====== Recorded information

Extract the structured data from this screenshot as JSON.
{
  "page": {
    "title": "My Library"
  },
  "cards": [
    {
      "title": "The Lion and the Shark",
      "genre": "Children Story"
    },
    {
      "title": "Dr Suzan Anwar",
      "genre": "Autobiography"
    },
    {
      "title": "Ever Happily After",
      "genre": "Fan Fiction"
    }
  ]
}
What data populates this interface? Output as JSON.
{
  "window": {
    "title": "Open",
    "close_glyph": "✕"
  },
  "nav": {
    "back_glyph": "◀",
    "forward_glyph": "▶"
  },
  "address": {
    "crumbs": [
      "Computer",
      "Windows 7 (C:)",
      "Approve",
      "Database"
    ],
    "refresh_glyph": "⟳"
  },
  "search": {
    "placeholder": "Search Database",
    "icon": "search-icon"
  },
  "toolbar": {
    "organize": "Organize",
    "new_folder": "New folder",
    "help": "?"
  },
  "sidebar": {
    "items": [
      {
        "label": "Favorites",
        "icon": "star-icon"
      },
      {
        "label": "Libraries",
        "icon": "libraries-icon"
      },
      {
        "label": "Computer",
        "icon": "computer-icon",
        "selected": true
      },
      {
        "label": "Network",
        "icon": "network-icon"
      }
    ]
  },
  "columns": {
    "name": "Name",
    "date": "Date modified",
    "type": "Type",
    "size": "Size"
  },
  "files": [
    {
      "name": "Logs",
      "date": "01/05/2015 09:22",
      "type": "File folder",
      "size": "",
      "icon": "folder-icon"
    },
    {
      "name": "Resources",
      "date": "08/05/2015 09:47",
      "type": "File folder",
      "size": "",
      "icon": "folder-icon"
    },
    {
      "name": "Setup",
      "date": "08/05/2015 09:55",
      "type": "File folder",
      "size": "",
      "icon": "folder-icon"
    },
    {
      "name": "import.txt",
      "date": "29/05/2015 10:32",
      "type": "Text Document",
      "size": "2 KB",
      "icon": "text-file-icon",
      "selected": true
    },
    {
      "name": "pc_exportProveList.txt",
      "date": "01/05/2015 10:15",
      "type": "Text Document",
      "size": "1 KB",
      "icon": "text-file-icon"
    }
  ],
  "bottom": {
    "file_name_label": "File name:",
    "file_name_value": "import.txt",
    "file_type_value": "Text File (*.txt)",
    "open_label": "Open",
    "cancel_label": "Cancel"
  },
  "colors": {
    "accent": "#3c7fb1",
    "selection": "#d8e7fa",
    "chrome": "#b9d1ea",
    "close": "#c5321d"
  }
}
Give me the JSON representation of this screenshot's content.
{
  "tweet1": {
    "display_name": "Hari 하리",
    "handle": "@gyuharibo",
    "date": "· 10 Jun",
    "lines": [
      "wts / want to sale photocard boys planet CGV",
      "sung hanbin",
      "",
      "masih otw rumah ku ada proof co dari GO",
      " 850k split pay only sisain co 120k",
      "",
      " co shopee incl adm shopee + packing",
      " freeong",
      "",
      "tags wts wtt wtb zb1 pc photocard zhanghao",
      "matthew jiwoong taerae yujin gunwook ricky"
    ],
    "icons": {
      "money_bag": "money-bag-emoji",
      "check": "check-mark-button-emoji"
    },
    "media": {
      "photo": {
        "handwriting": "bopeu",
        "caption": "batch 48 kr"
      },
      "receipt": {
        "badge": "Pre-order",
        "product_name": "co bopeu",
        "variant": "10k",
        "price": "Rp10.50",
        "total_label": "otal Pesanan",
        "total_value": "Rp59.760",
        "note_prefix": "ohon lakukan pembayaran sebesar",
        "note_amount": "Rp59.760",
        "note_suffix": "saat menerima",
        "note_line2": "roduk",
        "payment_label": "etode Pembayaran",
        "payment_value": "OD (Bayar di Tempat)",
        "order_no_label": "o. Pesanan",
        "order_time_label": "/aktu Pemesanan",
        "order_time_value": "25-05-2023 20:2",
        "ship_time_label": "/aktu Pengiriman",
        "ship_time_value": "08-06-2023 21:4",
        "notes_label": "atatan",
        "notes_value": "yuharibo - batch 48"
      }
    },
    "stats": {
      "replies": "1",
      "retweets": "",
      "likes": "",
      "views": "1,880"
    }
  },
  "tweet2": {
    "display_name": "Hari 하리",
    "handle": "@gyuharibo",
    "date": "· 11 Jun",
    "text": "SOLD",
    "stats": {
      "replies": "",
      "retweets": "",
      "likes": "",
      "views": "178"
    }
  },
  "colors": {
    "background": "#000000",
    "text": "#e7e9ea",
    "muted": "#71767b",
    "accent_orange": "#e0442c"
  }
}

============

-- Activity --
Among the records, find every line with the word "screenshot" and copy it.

-- Task result --
Extract the structured data from this screenshot as JSON.
Give me the JSON representation of this screenshot's content.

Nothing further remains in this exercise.